The Parliament of India is bicameral. Concurrence of both houses are required to pass any bill. However, the framers of the Constitution of India anticipated situations of deadlock between the Rajya Sabha and the Lok Sabha. Therefore, the Constitution of India provides for Joint sittings of both the Houses to break the deadlock.
The joint sitting of the Parliament is called by the President of India (Article 108) and is presided over by the Speaker of the Lok Sabha or, in their absence, by the Deputy Speaker of the Lok Sabha, or in their absence, the Deputy Chairman of the Rajya Sabha. The Chairperson of the Rajya Sabha, who is the Vice President of India, doesn't preside over the joint session.
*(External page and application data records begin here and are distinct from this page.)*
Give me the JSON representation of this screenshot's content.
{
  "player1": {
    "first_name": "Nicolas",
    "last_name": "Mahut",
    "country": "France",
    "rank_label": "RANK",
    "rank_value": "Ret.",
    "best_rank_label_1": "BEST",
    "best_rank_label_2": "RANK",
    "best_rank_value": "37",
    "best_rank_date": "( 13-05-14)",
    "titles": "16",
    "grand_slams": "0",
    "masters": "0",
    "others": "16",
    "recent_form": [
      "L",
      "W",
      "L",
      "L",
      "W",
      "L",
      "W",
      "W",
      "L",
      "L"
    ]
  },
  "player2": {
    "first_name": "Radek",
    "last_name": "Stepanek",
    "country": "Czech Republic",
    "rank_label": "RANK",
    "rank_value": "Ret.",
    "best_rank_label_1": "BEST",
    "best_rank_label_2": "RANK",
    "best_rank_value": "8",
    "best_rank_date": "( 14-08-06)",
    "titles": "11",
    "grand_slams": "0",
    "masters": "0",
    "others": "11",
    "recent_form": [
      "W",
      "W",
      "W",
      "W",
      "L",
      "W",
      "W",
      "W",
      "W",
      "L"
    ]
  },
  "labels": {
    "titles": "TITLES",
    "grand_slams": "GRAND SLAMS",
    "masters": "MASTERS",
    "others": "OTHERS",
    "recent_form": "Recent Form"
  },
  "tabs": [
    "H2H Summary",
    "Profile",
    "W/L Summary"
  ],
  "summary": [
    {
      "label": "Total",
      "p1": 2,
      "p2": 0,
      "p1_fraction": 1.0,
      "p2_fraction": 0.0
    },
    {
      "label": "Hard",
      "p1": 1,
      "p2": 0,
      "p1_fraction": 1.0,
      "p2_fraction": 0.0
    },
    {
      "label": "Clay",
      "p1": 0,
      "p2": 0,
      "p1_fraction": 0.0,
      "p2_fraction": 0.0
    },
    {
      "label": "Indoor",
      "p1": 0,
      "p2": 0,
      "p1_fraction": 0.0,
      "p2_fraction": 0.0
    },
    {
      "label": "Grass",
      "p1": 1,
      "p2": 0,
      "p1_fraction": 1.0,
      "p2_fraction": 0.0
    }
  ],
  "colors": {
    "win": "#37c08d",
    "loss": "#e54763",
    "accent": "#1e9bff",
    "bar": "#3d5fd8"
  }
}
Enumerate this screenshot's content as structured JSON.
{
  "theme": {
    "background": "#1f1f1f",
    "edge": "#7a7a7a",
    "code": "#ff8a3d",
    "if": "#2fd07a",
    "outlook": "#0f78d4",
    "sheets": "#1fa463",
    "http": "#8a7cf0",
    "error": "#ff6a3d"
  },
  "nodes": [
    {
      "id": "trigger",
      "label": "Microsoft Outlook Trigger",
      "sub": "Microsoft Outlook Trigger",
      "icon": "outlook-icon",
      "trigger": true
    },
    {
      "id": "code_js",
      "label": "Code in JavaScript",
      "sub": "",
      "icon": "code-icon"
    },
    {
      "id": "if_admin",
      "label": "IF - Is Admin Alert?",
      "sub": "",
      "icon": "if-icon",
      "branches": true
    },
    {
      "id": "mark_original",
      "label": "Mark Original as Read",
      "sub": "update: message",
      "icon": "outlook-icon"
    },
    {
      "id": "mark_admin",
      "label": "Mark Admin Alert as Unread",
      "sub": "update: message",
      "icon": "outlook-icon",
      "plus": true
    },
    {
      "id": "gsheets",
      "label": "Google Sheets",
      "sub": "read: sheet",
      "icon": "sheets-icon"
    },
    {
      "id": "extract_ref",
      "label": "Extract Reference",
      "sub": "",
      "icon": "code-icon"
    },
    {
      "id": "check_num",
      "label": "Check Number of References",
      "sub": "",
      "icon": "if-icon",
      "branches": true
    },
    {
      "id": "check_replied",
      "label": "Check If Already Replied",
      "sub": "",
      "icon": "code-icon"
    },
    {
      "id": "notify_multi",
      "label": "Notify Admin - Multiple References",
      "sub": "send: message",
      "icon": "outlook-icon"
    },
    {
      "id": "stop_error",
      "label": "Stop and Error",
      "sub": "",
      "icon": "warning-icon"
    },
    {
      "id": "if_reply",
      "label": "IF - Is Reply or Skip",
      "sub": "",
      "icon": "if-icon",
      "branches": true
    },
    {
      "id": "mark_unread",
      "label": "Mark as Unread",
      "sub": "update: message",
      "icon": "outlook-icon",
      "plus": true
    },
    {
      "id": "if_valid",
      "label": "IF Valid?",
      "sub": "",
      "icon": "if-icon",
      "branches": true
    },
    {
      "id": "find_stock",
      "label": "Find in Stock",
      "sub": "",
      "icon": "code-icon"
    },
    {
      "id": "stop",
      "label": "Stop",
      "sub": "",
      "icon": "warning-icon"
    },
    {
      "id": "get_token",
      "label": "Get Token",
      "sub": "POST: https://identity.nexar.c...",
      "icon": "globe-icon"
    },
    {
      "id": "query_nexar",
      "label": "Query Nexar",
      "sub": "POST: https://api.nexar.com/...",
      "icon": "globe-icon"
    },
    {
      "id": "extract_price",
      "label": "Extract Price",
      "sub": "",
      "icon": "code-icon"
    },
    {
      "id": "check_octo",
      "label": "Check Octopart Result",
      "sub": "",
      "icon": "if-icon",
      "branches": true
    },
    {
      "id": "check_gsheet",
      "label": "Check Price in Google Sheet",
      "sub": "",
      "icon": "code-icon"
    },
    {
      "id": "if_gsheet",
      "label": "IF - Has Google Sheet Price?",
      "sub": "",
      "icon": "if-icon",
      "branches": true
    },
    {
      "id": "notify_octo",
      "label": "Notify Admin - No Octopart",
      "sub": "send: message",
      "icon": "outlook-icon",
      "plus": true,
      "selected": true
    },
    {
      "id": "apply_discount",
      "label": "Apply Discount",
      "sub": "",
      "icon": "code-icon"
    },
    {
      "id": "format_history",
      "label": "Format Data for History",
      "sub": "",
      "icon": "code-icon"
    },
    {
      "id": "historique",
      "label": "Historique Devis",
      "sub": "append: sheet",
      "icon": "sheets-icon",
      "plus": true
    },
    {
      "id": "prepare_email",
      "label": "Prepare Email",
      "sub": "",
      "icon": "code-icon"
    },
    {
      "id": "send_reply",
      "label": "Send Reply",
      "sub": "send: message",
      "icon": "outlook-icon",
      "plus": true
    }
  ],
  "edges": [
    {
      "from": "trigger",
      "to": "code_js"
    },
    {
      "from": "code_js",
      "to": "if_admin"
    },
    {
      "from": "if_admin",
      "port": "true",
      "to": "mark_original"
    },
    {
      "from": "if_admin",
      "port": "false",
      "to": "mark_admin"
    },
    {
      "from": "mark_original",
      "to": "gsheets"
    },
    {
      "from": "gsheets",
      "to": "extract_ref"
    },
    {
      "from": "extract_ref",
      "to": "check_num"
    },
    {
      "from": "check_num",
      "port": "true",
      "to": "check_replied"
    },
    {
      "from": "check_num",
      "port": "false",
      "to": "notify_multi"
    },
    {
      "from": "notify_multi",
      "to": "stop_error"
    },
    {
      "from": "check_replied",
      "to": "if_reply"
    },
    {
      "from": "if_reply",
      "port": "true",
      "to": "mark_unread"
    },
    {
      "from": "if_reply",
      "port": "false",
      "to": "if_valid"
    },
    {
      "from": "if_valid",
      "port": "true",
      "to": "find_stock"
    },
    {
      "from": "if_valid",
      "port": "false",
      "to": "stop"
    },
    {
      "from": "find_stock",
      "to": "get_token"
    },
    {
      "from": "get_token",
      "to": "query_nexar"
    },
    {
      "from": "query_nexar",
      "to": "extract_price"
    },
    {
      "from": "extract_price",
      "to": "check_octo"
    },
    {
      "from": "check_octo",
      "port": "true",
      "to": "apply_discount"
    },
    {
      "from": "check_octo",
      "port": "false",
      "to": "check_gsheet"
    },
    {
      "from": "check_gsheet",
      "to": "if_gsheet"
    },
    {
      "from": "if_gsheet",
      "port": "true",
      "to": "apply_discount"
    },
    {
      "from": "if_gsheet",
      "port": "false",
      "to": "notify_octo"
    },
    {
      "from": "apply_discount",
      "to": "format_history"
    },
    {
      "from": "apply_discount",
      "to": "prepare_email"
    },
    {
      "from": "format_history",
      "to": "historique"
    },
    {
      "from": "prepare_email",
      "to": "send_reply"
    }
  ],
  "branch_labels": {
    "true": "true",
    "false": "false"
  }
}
If any of the above officers are not present then any other member of the Parliament can preside by consensus of both the House.
At present, the Central Hall is used for holding joint sittings of both the houses of parliament, which is also used for address by the President in the commencement of first session after each general election.
As per Article 108 of Constitution, a Joint session of Parliament can be summoned in the following situations.
If after a Bill has been passed by one House and submitted to the other House—
However, in the calculating period of six months, those days are not considered when the house is prorogued or adjourned for more than 4 consecutive days.
If the above conditions are satisfied, the President of India may summon the joint sitting of both the houses of parliament.
These two bills cannot be referred to a joint sitting:
1. Money Bill
Under the Constitution of India, money bills require the approval of the Lok Sabha only. Rajya Sabha can make recommendations to Lok Sabha, which it is not required to accept. Even if Rajya Sabha doesn't pass a money bill within 14 days, it is deemed to have been passed by both the Houses of Parliament after the expiry of the above period. Therefore, a requirement to summon a joint session can never arise in the case of a money bill.
Article 368 of Indian constitution require that constitution of India can be amended by both houses of parliament by 2/3 majority(special majority) . In case of disagreement between both houses, there is no provision to summon a joint session of parliament.
Joint Sitting of Indian parliament has been called for only 3 bills: